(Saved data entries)
◆ ◆ ◆ ◆ ◆

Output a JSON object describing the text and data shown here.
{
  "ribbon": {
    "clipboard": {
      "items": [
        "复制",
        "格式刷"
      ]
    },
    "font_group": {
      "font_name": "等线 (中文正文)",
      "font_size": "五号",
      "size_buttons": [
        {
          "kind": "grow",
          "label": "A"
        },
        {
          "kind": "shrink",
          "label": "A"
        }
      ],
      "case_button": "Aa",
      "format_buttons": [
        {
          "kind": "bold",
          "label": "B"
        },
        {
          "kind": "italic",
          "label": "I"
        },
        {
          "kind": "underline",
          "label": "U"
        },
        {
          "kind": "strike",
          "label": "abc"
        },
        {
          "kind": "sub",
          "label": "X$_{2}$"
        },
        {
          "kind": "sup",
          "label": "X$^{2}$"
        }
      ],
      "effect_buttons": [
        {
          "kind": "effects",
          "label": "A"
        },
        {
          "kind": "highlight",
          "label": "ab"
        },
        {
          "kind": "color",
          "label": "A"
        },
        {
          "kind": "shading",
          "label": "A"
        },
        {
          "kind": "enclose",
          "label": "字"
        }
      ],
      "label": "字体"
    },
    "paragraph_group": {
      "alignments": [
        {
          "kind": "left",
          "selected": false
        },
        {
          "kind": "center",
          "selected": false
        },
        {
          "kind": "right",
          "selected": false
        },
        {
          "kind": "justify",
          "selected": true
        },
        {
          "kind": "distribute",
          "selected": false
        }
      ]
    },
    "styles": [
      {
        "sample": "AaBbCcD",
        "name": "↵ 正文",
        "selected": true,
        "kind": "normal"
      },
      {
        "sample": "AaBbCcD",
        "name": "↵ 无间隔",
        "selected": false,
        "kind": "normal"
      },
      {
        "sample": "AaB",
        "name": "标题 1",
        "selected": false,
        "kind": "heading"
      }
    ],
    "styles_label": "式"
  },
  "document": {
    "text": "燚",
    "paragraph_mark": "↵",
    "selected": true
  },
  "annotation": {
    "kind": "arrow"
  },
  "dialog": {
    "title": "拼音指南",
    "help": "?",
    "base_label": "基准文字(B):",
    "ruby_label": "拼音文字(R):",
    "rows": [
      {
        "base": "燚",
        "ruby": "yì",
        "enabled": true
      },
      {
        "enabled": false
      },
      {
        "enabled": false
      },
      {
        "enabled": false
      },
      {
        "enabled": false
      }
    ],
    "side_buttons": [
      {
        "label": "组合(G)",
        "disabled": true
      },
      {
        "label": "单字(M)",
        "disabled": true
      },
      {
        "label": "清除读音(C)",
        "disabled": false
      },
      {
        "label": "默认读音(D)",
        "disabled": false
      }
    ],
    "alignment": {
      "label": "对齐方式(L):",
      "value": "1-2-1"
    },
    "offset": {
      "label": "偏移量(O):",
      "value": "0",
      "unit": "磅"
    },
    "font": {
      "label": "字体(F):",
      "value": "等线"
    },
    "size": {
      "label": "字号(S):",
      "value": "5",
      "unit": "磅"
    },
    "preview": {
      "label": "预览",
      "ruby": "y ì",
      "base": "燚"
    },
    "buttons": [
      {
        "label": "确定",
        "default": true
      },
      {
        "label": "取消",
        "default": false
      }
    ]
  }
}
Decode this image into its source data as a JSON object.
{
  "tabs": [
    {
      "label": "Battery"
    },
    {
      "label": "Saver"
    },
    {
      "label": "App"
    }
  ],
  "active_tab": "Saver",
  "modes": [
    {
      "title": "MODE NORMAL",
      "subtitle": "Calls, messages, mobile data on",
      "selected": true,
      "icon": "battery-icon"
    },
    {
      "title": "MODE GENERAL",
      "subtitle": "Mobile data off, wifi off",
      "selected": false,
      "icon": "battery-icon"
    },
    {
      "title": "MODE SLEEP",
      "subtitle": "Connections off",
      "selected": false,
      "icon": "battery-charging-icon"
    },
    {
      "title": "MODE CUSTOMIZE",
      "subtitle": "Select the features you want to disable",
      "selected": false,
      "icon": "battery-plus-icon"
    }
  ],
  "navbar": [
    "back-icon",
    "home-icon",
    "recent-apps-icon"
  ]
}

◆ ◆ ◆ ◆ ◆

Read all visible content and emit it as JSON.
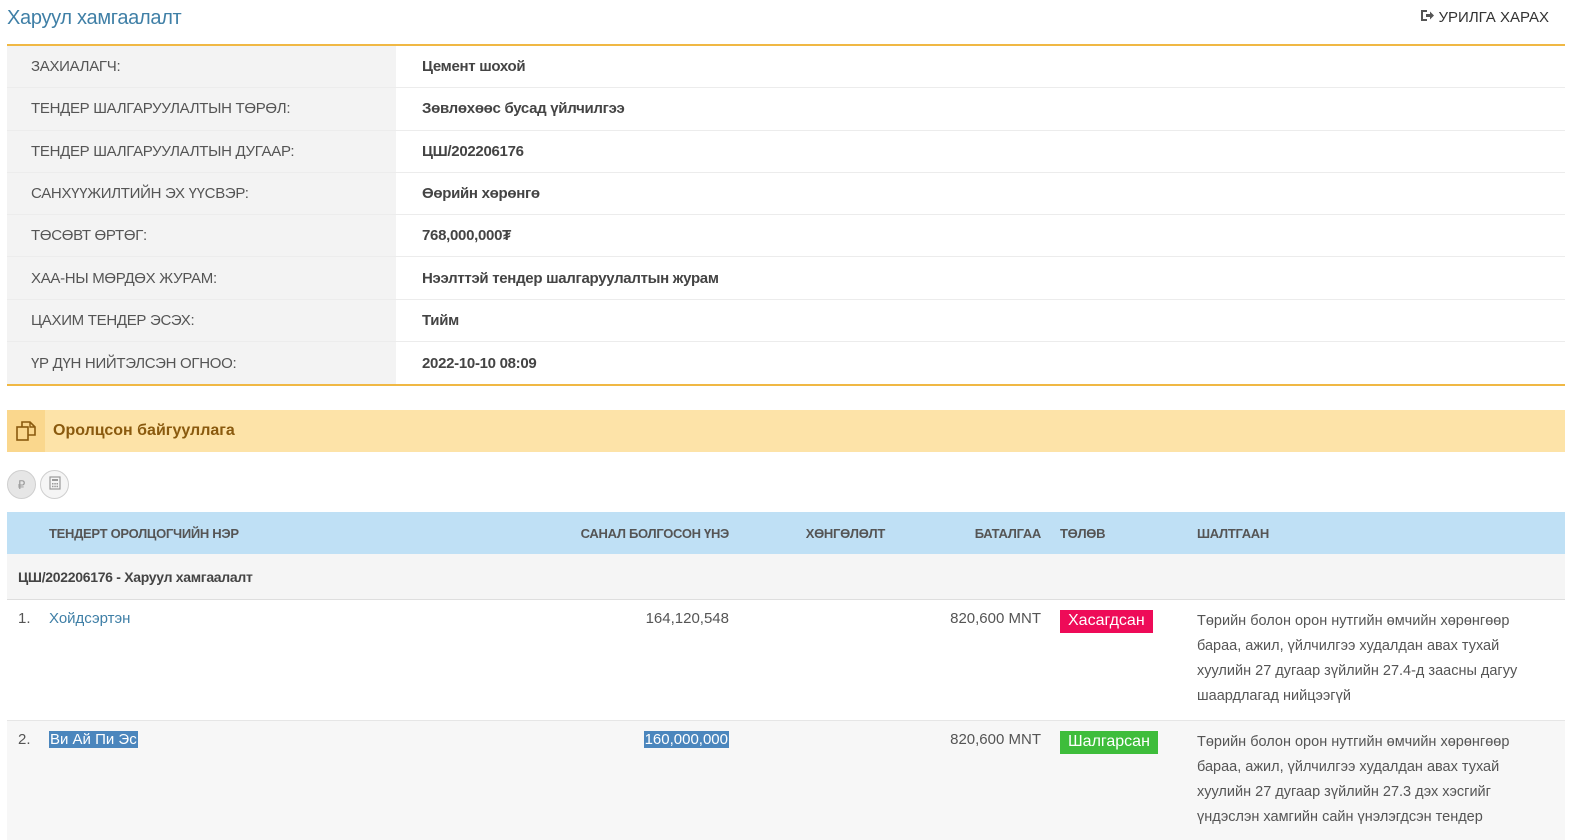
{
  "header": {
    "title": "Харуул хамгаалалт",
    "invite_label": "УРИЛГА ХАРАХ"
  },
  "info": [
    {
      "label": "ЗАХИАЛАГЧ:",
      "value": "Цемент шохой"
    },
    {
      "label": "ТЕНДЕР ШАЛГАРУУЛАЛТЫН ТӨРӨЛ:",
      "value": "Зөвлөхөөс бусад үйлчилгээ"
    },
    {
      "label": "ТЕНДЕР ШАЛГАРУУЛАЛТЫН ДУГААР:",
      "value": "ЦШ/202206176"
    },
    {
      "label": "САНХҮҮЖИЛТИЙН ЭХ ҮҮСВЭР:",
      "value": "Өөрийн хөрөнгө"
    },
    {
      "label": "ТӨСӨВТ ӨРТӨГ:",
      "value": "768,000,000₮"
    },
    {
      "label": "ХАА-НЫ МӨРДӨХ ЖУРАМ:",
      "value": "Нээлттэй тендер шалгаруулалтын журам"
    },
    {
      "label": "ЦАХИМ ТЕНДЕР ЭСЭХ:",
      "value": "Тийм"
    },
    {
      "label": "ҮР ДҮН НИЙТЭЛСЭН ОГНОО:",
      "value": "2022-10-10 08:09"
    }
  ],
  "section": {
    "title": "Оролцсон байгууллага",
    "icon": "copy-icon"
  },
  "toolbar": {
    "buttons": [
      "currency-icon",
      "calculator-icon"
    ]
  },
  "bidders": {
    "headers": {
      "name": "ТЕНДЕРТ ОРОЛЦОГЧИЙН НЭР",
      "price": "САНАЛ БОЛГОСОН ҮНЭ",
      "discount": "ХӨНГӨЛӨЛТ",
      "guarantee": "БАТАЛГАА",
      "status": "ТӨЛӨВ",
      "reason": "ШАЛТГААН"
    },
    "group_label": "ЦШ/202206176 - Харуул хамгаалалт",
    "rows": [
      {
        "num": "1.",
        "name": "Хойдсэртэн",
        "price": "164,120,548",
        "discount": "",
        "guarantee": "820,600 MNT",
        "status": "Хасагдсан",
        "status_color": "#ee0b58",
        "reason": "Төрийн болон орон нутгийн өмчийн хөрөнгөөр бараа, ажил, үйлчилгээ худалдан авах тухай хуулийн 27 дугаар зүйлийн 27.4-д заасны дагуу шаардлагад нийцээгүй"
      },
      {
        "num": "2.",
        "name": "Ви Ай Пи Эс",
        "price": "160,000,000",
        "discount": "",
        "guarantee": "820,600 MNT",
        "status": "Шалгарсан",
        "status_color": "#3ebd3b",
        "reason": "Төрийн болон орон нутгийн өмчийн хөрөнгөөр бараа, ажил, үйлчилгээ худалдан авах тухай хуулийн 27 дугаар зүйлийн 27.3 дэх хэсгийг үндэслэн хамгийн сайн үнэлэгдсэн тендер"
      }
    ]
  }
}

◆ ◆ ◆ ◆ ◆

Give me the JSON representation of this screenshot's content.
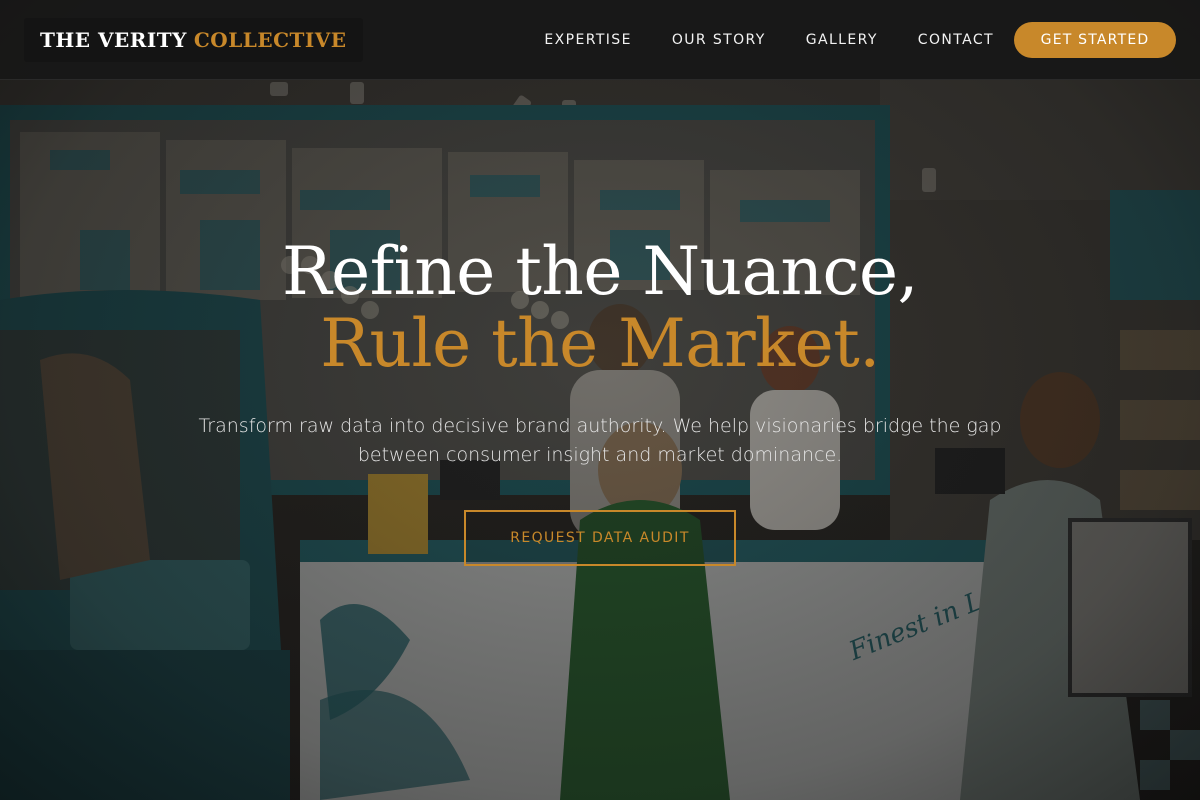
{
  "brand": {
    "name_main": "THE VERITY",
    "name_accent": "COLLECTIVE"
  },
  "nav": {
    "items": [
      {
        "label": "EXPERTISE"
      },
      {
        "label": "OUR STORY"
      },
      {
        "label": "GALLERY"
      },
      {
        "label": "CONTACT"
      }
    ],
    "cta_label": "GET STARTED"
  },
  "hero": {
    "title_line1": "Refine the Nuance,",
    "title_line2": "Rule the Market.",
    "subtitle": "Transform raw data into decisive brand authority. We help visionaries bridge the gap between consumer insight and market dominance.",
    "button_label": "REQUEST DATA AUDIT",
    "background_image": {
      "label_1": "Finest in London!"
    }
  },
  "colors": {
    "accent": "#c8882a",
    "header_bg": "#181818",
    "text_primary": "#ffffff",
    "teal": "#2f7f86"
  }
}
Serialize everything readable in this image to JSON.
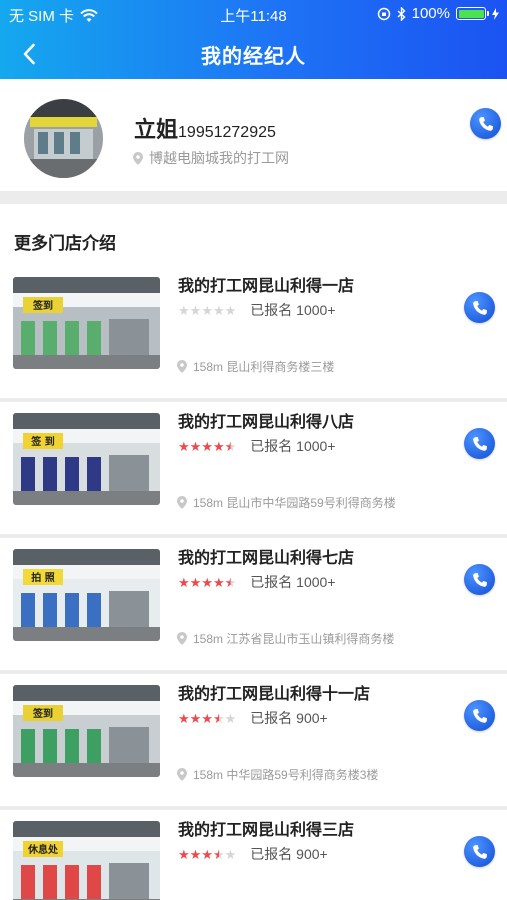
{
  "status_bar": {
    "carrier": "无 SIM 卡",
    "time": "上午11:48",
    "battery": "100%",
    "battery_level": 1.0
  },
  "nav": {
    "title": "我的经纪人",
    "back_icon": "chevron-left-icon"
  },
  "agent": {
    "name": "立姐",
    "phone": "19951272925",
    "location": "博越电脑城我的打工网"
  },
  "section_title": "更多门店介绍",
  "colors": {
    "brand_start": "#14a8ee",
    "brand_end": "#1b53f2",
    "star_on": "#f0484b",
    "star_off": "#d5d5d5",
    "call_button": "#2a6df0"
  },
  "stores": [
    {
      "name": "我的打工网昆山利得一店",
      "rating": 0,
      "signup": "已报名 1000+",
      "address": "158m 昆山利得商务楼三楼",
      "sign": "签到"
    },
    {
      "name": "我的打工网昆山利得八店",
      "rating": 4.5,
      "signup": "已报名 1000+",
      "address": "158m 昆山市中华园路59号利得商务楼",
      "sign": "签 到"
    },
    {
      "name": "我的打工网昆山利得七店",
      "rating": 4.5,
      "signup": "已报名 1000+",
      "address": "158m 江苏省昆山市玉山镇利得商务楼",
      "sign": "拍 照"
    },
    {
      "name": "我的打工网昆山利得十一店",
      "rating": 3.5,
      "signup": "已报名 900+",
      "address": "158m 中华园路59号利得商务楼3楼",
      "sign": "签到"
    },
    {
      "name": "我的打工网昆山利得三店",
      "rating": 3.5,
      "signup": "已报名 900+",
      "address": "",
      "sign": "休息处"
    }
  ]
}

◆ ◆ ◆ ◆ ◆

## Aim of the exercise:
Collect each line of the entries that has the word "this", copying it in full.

## Expected answer:
Decode this image into its source data as a JSON object.
Give me the JSON representation of this screenshot's content.
Serialize everything readable in this image to JSON.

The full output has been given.